8. Come to terms with gauge. You have to make a gauge swatch. Yes, you do. Your knitting is unique from everyone else's and you may be one of those lucky ones who can achieve the gauge in a pattern, but chances are you are looser or tighter. If you want this thing to fit or come out the recommended size, you are strongly advised to take the time.
9. And yes, the only real way to correct an error, is to rip back. And that may mean the whole sleeve, or back of a sweater, but I never mind, because it's teaching me something. Admittedly, I rip back alot less than I used to, but it happens. It can be soul destroying, but think of it as experience.
10. Collect books. I love anything by Elizabeth Zimmermann. Even better are the videos. But start with "Knitting Without Tears"- highly readable, and very reassuring to the unsure.

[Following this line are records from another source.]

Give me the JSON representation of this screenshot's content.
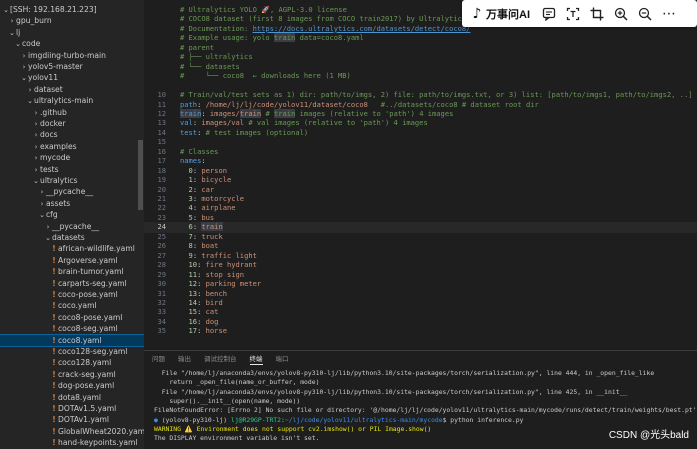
{
  "sidebar": {
    "items": [
      {
        "label": "[SSH: 192.168.21.223]",
        "chevron": "v",
        "yaml": false,
        "selected": false,
        "indent": 0
      },
      {
        "label": "gpu_burn",
        "chevron": ">",
        "yaml": false,
        "selected": false,
        "indent": 1
      },
      {
        "label": "lj",
        "chevron": "v",
        "yaml": false,
        "selected": false,
        "indent": 1
      },
      {
        "label": "code",
        "chevron": "v",
        "yaml": false,
        "selected": false,
        "indent": 2
      },
      {
        "label": "imgdiing-turbo-main",
        "chevron": ">",
        "yaml": false,
        "selected": false,
        "indent": 3
      },
      {
        "label": "yolov5-master",
        "chevron": ">",
        "yaml": false,
        "selected": false,
        "indent": 3
      },
      {
        "label": "yolov11",
        "chevron": "v",
        "yaml": false,
        "selected": false,
        "indent": 3
      },
      {
        "label": "dataset",
        "chevron": ">",
        "yaml": false,
        "selected": false,
        "indent": 4
      },
      {
        "label": "ultralytics-main",
        "chevron": "v",
        "yaml": false,
        "selected": false,
        "indent": 4
      },
      {
        "label": ".github",
        "chevron": ">",
        "yaml": false,
        "selected": false,
        "indent": 5
      },
      {
        "label": "docker",
        "chevron": ">",
        "yaml": false,
        "selected": false,
        "indent": 5
      },
      {
        "label": "docs",
        "chevron": ">",
        "yaml": false,
        "selected": false,
        "indent": 5
      },
      {
        "label": "examples",
        "chevron": ">",
        "yaml": false,
        "selected": false,
        "indent": 5
      },
      {
        "label": "mycode",
        "chevron": ">",
        "yaml": false,
        "selected": false,
        "indent": 5
      },
      {
        "label": "tests",
        "chevron": ">",
        "yaml": false,
        "selected": false,
        "indent": 5
      },
      {
        "label": "ultralytics",
        "chevron": "v",
        "yaml": false,
        "selected": false,
        "indent": 5
      },
      {
        "label": "__pycache__",
        "chevron": ">",
        "yaml": false,
        "selected": false,
        "indent": 6
      },
      {
        "label": "assets",
        "chevron": ">",
        "yaml": false,
        "selected": false,
        "indent": 6
      },
      {
        "label": "cfg",
        "chevron": "v",
        "yaml": false,
        "selected": false,
        "indent": 6
      },
      {
        "label": "__pycache__",
        "chevron": ">",
        "yaml": false,
        "selected": false,
        "indent": 7
      },
      {
        "label": "datasets",
        "chevron": "v",
        "yaml": false,
        "selected": false,
        "indent": 7
      },
      {
        "label": "african-wildlife.yaml",
        "chevron": "",
        "yaml": true,
        "selected": false,
        "indent": 8
      },
      {
        "label": "Argoverse.yaml",
        "chevron": "",
        "yaml": true,
        "selected": false,
        "indent": 8
      },
      {
        "label": "brain-tumor.yaml",
        "chevron": "",
        "yaml": true,
        "selected": false,
        "indent": 8
      },
      {
        "label": "carparts-seg.yaml",
        "chevron": "",
        "yaml": true,
        "selected": false,
        "indent": 8
      },
      {
        "label": "coco-pose.yaml",
        "chevron": "",
        "yaml": true,
        "selected": false,
        "indent": 8
      },
      {
        "label": "coco.yaml",
        "chevron": "",
        "yaml": true,
        "selected": false,
        "indent": 8
      },
      {
        "label": "coco8-pose.yaml",
        "chevron": "",
        "yaml": true,
        "selected": false,
        "indent": 8
      },
      {
        "label": "coco8-seg.yaml",
        "chevron": "",
        "yaml": true,
        "selected": false,
        "indent": 8
      },
      {
        "label": "coco8.yaml",
        "chevron": "",
        "yaml": true,
        "selected": true,
        "indent": 8
      },
      {
        "label": "coco128-seg.yaml",
        "chevron": "",
        "yaml": true,
        "selected": false,
        "indent": 8
      },
      {
        "label": "coco128.yaml",
        "chevron": "",
        "yaml": true,
        "selected": false,
        "indent": 8
      },
      {
        "label": "crack-seg.yaml",
        "chevron": "",
        "yaml": true,
        "selected": false,
        "indent": 8
      },
      {
        "label": "dog-pose.yaml",
        "chevron": "",
        "yaml": true,
        "selected": false,
        "indent": 8
      },
      {
        "label": "dota8.yaml",
        "chevron": "",
        "yaml": true,
        "selected": false,
        "indent": 8
      },
      {
        "label": "DOTAv1.5.yaml",
        "chevron": "",
        "yaml": true,
        "selected": false,
        "indent": 8
      },
      {
        "label": "DOTAv1.yaml",
        "chevron": "",
        "yaml": true,
        "selected": false,
        "indent": 8
      },
      {
        "label": "GlobalWheat2020.yaml",
        "chevron": "",
        "yaml": true,
        "selected": false,
        "indent": 8
      },
      {
        "label": "hand-keypoints.yaml",
        "chevron": "",
        "yaml": true,
        "selected": false,
        "indent": 8
      }
    ]
  },
  "editor": {
    "lines": [
      {
        "n": "",
        "current": false,
        "parts": [
          {
            "c": "c-com",
            "t": "# Ultralytics YOLO 🚀, AGPL-3.0 license"
          }
        ]
      },
      {
        "n": "",
        "current": false,
        "parts": [
          {
            "c": "c-com",
            "t": "# COCO8 dataset (first 8 images from COCO train2017) by Ultralytics"
          }
        ]
      },
      {
        "n": "",
        "current": false,
        "parts": [
          {
            "c": "c-com",
            "t": "# Documentation: "
          },
          {
            "c": "c-link",
            "t": "https://docs.ultralytics.com/datasets/detect/coco8/"
          }
        ]
      },
      {
        "n": "",
        "current": false,
        "parts": [
          {
            "c": "c-com",
            "t": "# Example usage: yolo "
          },
          {
            "c": "c-com hl",
            "t": "train"
          },
          {
            "c": "c-com",
            "t": " data=coco8.yaml"
          }
        ]
      },
      {
        "n": "",
        "current": false,
        "parts": [
          {
            "c": "c-com",
            "t": "# parent"
          }
        ]
      },
      {
        "n": "",
        "current": false,
        "parts": [
          {
            "c": "c-com",
            "t": "# ├── ultralytics"
          }
        ]
      },
      {
        "n": "",
        "current": false,
        "parts": [
          {
            "c": "c-com",
            "t": "# └── datasets"
          }
        ]
      },
      {
        "n": "",
        "current": false,
        "parts": [
          {
            "c": "c-com",
            "t": "#     └── coco8  ← downloads here (1 MB)"
          }
        ]
      },
      {
        "n": "",
        "current": false,
        "parts": []
      },
      {
        "n": "10",
        "current": false,
        "parts": [
          {
            "c": "c-com",
            "t": "# Train/val/test sets as 1) dir: path/to/imgs, 2) file: path/to/imgs.txt, or 3) list: [path/to/imgs1, path/to/imgs2, ..]"
          }
        ]
      },
      {
        "n": "11",
        "current": false,
        "parts": [
          {
            "c": "c-key",
            "t": "path"
          },
          {
            "c": "c-txt",
            "t": ": "
          },
          {
            "c": "c-val",
            "t": "/home/lj/lj/code/yolov11/dataset/coco8"
          },
          {
            "c": "c-com",
            "t": "   #../datasets/coco8 # dataset root dir"
          }
        ]
      },
      {
        "n": "12",
        "current": false,
        "parts": [
          {
            "c": "c-key hl",
            "t": "train"
          },
          {
            "c": "c-txt",
            "t": ": "
          },
          {
            "c": "c-val",
            "t": "images/"
          },
          {
            "c": "c-val hl",
            "t": "train"
          },
          {
            "c": "c-com",
            "t": " # "
          },
          {
            "c": "c-com hl",
            "t": "train"
          },
          {
            "c": "c-com",
            "t": " images (relative to 'path') 4 images"
          }
        ]
      },
      {
        "n": "13",
        "current": false,
        "parts": [
          {
            "c": "c-key",
            "t": "val"
          },
          {
            "c": "c-txt",
            "t": ": "
          },
          {
            "c": "c-val",
            "t": "images/val"
          },
          {
            "c": "c-com",
            "t": " # val images (relative to 'path') 4 images"
          }
        ]
      },
      {
        "n": "14",
        "current": false,
        "parts": [
          {
            "c": "c-key",
            "t": "test"
          },
          {
            "c": "c-txt",
            "t": ": "
          },
          {
            "c": "c-com",
            "t": "# test images (optional)"
          }
        ]
      },
      {
        "n": "15",
        "current": false,
        "parts": []
      },
      {
        "n": "16",
        "current": false,
        "parts": [
          {
            "c": "c-com",
            "t": "# Classes"
          }
        ]
      },
      {
        "n": "17",
        "current": false,
        "parts": [
          {
            "c": "c-key",
            "t": "names"
          },
          {
            "c": "c-txt",
            "t": ":"
          }
        ]
      },
      {
        "n": "18",
        "current": false,
        "parts": [
          {
            "c": "c-num",
            "t": "  0"
          },
          {
            "c": "c-txt",
            "t": ": "
          },
          {
            "c": "c-val",
            "t": "person"
          }
        ]
      },
      {
        "n": "19",
        "current": false,
        "parts": [
          {
            "c": "c-num",
            "t": "  1"
          },
          {
            "c": "c-txt",
            "t": ": "
          },
          {
            "c": "c-val",
            "t": "bicycle"
          }
        ]
      },
      {
        "n": "20",
        "current": false,
        "parts": [
          {
            "c": "c-num",
            "t": "  2"
          },
          {
            "c": "c-txt",
            "t": ": "
          },
          {
            "c": "c-val",
            "t": "car"
          }
        ]
      },
      {
        "n": "21",
        "current": false,
        "parts": [
          {
            "c": "c-num",
            "t": "  3"
          },
          {
            "c": "c-txt",
            "t": ": "
          },
          {
            "c": "c-val",
            "t": "motorcycle"
          }
        ]
      },
      {
        "n": "22",
        "current": false,
        "parts": [
          {
            "c": "c-num",
            "t": "  4"
          },
          {
            "c": "c-txt",
            "t": ": "
          },
          {
            "c": "c-val",
            "t": "airplane"
          }
        ]
      },
      {
        "n": "23",
        "current": false,
        "parts": [
          {
            "c": "c-num",
            "t": "  5"
          },
          {
            "c": "c-txt",
            "t": ": "
          },
          {
            "c": "c-val",
            "t": "bus"
          }
        ]
      },
      {
        "n": "24",
        "current": true,
        "parts": [
          {
            "c": "c-num",
            "t": "  6"
          },
          {
            "c": "c-txt",
            "t": ": "
          },
          {
            "c": "c-val hl",
            "t": "train"
          }
        ]
      },
      {
        "n": "25",
        "current": false,
        "parts": [
          {
            "c": "c-num",
            "t": "  7"
          },
          {
            "c": "c-txt",
            "t": ": "
          },
          {
            "c": "c-val",
            "t": "truck"
          }
        ]
      },
      {
        "n": "26",
        "current": false,
        "parts": [
          {
            "c": "c-num",
            "t": "  8"
          },
          {
            "c": "c-txt",
            "t": ": "
          },
          {
            "c": "c-val",
            "t": "boat"
          }
        ]
      },
      {
        "n": "27",
        "current": false,
        "parts": [
          {
            "c": "c-num",
            "t": "  9"
          },
          {
            "c": "c-txt",
            "t": ": "
          },
          {
            "c": "c-val",
            "t": "traffic light"
          }
        ]
      },
      {
        "n": "28",
        "current": false,
        "parts": [
          {
            "c": "c-num",
            "t": "  10"
          },
          {
            "c": "c-txt",
            "t": ": "
          },
          {
            "c": "c-val",
            "t": "fire hydrant"
          }
        ]
      },
      {
        "n": "29",
        "current": false,
        "parts": [
          {
            "c": "c-num",
            "t": "  11"
          },
          {
            "c": "c-txt",
            "t": ": "
          },
          {
            "c": "c-val",
            "t": "stop sign"
          }
        ]
      },
      {
        "n": "30",
        "current": false,
        "parts": [
          {
            "c": "c-num",
            "t": "  12"
          },
          {
            "c": "c-txt",
            "t": ": "
          },
          {
            "c": "c-val",
            "t": "parking meter"
          }
        ]
      },
      {
        "n": "31",
        "current": false,
        "parts": [
          {
            "c": "c-num",
            "t": "  13"
          },
          {
            "c": "c-txt",
            "t": ": "
          },
          {
            "c": "c-val",
            "t": "bench"
          }
        ]
      },
      {
        "n": "32",
        "current": false,
        "parts": [
          {
            "c": "c-num",
            "t": "  14"
          },
          {
            "c": "c-txt",
            "t": ": "
          },
          {
            "c": "c-val",
            "t": "bird"
          }
        ]
      },
      {
        "n": "33",
        "current": false,
        "parts": [
          {
            "c": "c-num",
            "t": "  15"
          },
          {
            "c": "c-txt",
            "t": ": "
          },
          {
            "c": "c-val",
            "t": "cat"
          }
        ]
      },
      {
        "n": "34",
        "current": false,
        "parts": [
          {
            "c": "c-num",
            "t": "  16"
          },
          {
            "c": "c-txt",
            "t": ": "
          },
          {
            "c": "c-val",
            "t": "dog"
          }
        ]
      },
      {
        "n": "35",
        "current": false,
        "parts": [
          {
            "c": "c-num",
            "t": "  17"
          },
          {
            "c": "c-txt",
            "t": ": "
          },
          {
            "c": "c-val",
            "t": "horse"
          }
        ]
      }
    ]
  },
  "toolbar": {
    "ai_label": "万事问AI",
    "icons": [
      "message-icon",
      "text-extract-icon",
      "crop-icon",
      "zoom-in-icon",
      "zoom-out-icon",
      "more-icon"
    ]
  },
  "panel": {
    "tabs": [
      "问题",
      "输出",
      "调试控制台",
      "终端",
      "端口"
    ],
    "active_tab": 3,
    "terminal": [
      {
        "parts": [
          {
            "c": "",
            "t": "  File \"/home/lj/anaconda3/envs/yolov8-py310-lj/lib/python3.10/site-packages/torch/serialization.py\", line 444, in _open_file_like"
          }
        ]
      },
      {
        "parts": [
          {
            "c": "",
            "t": "    return _open_file(name_or_buffer, mode)"
          }
        ]
      },
      {
        "parts": [
          {
            "c": "",
            "t": "  File \"/home/lj/anaconda3/envs/yolov8-py310-lj/lib/python3.10/site-packages/torch/serialization.py\", line 425, in __init__"
          }
        ]
      },
      {
        "parts": [
          {
            "c": "",
            "t": "    super().__init__(open(name, mode))"
          }
        ]
      },
      {
        "parts": [
          {
            "c": "",
            "t": "FileNotFoundError: [Errno 2] No such file or directory: '@/home/lj/lj/code/yolov11/ultralytics-main/mycode/runs/detect/train/weights/best.pt'"
          }
        ]
      },
      {
        "parts": [
          {
            "c": "t-dot",
            "t": "● "
          },
          {
            "c": "",
            "t": "(yolov8-py310-lj) "
          },
          {
            "c": "t-green",
            "t": "lj@R29GP-TRT2"
          },
          {
            "c": "",
            "t": ":"
          },
          {
            "c": "t-blue",
            "t": "~/lj/code/yolov11/ultralytics-main/mycode"
          },
          {
            "c": "",
            "t": "$ python inference.py"
          }
        ]
      },
      {
        "parts": [
          {
            "c": "t-yellow",
            "t": "WARNING ⚠️ Environment does not support cv2.imshow() or PIL Image.show()"
          }
        ]
      },
      {
        "parts": [
          {
            "c": "",
            "t": "The DISPLAY environment variable isn't set."
          }
        ]
      }
    ]
  },
  "watermark": "CSDN @光头bald"
}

11.Things like cabling and socks are suprisingly easier than you think. You'll impress the handknit socks off yourself. Treat yourself to some self striping yarn and watch the magic happen.
12. This brings me to the inevitable "oh, you made that? Could you knit me one?" Never mind that you have spent alot of time on that item, and are eager to show it off. The muggles have no idea what goes into your creations. And nothing takes the fun out of something more than knitting to order. If you finish something and feel you want to gift it to a worthy person, then great. But my advice is don't do it. Next thing you know you'll be knitting for a family of Yeti's, and resenting every stitch.
Clearly, I have much to say on this subject, so I'll continue next time.